Important Seafood Guidelines for Expectant Mothers

Expectant mothers and parents of young children have more information to help them make good seafood choices. This handy infographic has the new seafood guidelines as suggested by the US Food and Drug Administration (FDA). These suggestions are based upon mercury content, which is known to be especially harmful to child development.

FDA seafood guidelines

Be sure to share this with anyone who may be concerned with their mercury intake while pregnant. There is a growing amount of evidence suggesting that eating fish in moderation during pregnancy has major benefits to development.

Seafood Guidelines for Mercury Content and Serving Sizes

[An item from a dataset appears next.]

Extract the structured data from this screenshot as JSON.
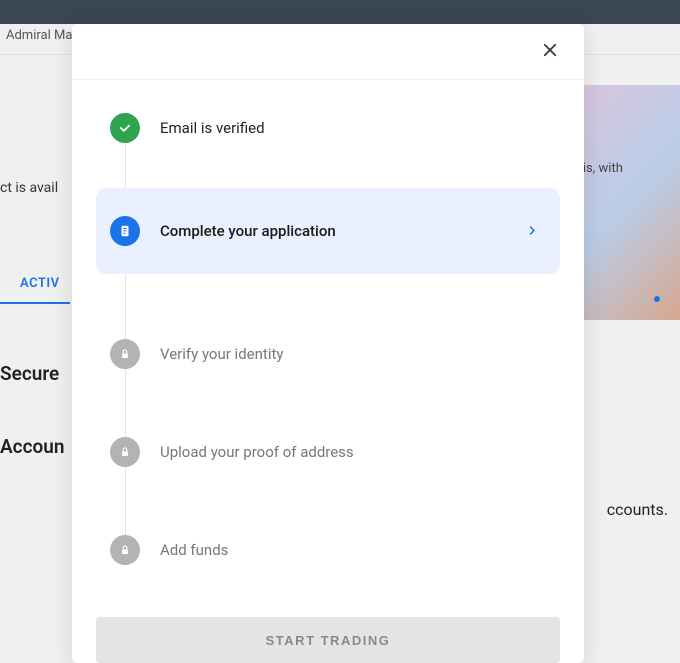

Pregnant or not, this chart is a good resource for anyone concerned with their mercury intake. I’m not particularly concerned about mercury, so I’ll go on eating swordfish. Also take notice that canned albacore tuna is listed as a “good choice” in comparison to some of the scary language online about canned tuna’s mercury content. I also like their graphic to show what a serving size is supposed to be.

Seafood Guidelines for Children

The benefits of seafood in a child’s diet are numerous. Grandma was right when she told you “fish is brain food.” This FDA infographic is a great place to start learning about seafood’s role in a child’s health.

Seafood Guidelines Children

FDA Updated Seafood List

On another note, the FDA has also updated its seafood list. This is a very useful resource that lists the accepted common and market names for fish species within US interstate commerce. It’s fun to search and find out how many different fish can be sold generically as “sole” or “bass.” Some species have links for more information. Take a look for instance at the link to escolar. Don’t let anyone tell you that escolar and white tuna are the same thing.